By Joe Callison
Google recently split the photo feature out of Google+ and made it a separate new app (application) called Google Photos. You can find it by clicking the Google Apps icon in the Chrome browser (9 small squares arranged in a 3 by 3 pattern), and then clicking the word More at the bottom. After reading several reviews by users, I decided to give it a try myself. I already had a Google account, which is free for anyone to create in the Chrome browser.
Google Photos is different from the Picasa app, which will also let you find, edit and share your photos, in some interesting new ways.
First, Google Photos will give you unlimited storage (that’s right, unlimited!) of photos that are not over 16 megapixels in size and video that is not over 1080p in resolution. When I uploaded the first batch of photos, I had to choose between letting Google Photos reduce photo file sizes if necessary (supposedly without any detectable loss of quality) to qualify for unlimited storage, or retaining the original file size by using my allotted Google Drive storage. I chose to let it reduce the file sizes, which it indicated would also be applied to future uploads. Instead of letting the app find all of my photos, I chose which folders of photos to upload by dragging each folder into the Google Photos app after clicking the cloud shaped upload icon. After uploading, I had the option of creating an album name for the collection of photos uploaded. I did find a bug in that about 25% of the time it would respond that it could not apply the name. I would just repeat the process of uploading and it always worked the second time.
The interesting stuff starts happening in the hours after you have uploaded several photos. Google Photos has software that analyzes the content of your photos and through a feature called Assistant, begins to automatically create Stories which are small samples of pictures from the albums, Collages, Panoramas by stitching together multiple photos that overlap, Stylized Photos such as conversion to black & white, and other features. You can choose to edit and save the automatically created items to your Library or delete them. Google Notifications are created to let you know when the Assistant has created something new for you to look at. It appears that the Assistant is a fun way to show you how you can create these kinds of presentations, and share them with others if you so choose, using the app. It will also automatically identify scenery and locations that it recognizes from its vast database and includes the ability to do searches for features in your photos.

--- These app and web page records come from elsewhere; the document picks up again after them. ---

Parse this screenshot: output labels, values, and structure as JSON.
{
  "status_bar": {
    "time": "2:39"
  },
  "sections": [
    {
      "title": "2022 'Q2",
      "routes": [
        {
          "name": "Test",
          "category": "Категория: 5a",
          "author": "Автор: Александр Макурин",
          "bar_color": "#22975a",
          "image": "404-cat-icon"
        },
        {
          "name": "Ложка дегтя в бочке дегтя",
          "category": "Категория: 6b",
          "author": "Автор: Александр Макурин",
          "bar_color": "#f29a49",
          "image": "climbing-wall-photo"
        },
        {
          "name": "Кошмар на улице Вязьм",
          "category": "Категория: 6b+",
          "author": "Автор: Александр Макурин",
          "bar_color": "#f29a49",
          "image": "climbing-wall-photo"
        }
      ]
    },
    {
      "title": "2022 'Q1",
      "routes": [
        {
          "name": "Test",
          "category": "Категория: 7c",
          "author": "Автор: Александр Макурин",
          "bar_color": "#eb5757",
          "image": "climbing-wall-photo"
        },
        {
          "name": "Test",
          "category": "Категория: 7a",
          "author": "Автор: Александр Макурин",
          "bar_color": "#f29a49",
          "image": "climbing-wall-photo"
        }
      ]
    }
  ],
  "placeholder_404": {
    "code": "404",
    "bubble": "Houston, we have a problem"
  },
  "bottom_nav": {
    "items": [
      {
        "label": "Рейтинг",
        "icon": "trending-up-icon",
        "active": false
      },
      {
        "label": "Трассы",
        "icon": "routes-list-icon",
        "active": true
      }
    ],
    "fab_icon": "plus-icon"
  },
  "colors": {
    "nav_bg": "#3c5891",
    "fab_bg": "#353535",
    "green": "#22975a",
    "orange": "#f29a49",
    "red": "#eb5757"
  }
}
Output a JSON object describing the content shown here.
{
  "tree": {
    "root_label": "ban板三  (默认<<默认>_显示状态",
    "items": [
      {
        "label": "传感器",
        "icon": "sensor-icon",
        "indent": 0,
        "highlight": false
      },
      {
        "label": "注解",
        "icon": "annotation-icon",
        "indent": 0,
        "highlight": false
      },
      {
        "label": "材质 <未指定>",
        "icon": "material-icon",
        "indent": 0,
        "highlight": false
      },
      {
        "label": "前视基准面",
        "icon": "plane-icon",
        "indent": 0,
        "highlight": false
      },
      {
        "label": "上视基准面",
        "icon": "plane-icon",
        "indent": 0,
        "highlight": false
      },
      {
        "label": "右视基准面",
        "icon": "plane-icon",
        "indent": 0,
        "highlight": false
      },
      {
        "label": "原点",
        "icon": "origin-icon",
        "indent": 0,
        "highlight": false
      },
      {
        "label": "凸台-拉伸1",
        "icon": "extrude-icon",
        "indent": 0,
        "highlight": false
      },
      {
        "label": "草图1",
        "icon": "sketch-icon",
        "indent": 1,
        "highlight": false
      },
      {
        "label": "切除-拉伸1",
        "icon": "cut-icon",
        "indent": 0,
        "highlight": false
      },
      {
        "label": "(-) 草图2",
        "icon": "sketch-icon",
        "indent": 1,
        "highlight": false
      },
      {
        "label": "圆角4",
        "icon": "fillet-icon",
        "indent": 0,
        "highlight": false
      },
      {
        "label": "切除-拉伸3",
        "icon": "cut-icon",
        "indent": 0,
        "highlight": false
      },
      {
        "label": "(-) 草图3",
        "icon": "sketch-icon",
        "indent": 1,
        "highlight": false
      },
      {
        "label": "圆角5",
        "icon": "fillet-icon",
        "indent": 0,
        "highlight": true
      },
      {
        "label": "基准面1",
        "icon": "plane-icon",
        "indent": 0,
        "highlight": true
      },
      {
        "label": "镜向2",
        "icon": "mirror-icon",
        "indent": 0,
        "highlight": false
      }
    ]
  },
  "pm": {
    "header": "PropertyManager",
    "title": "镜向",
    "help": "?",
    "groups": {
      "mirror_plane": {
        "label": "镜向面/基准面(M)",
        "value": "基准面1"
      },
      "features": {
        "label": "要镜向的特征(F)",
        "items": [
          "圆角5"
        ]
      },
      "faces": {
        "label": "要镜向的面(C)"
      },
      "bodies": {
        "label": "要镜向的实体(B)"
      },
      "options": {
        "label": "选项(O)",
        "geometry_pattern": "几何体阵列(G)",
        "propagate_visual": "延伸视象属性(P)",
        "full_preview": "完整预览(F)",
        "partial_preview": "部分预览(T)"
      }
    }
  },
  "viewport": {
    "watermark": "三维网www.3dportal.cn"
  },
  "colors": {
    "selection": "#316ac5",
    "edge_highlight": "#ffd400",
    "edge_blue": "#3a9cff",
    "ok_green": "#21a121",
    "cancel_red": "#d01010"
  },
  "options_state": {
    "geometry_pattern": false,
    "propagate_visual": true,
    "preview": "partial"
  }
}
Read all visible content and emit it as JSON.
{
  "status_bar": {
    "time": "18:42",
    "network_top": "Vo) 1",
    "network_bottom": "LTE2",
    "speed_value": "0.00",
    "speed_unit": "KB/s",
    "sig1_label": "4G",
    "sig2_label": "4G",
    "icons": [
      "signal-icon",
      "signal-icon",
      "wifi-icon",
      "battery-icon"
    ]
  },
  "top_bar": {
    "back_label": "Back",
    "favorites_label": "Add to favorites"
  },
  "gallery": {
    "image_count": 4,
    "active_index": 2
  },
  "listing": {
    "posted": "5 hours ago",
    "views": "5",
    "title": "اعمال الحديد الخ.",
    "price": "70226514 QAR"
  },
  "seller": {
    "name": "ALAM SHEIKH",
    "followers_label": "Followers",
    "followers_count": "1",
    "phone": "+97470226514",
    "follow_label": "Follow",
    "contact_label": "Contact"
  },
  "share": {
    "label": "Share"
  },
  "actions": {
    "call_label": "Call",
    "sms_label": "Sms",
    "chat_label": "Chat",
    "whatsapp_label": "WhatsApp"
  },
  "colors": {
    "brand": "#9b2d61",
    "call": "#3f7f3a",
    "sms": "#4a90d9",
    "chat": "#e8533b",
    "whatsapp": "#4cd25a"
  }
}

There are other features that you can explore in the Google Photos menu accessed by clicking on the three horizontal lines at the top left of the app. I would not recommend using Google Photos as your only backup means for storing important photos, and the photo organizing features are not as flexible as other programs, including Picasa, but it is a great way to almost effortlessly organize, present and share your photos without having to learn a more complicated program.
I highly recommend at least giving the link below a look by paging through the demonstration!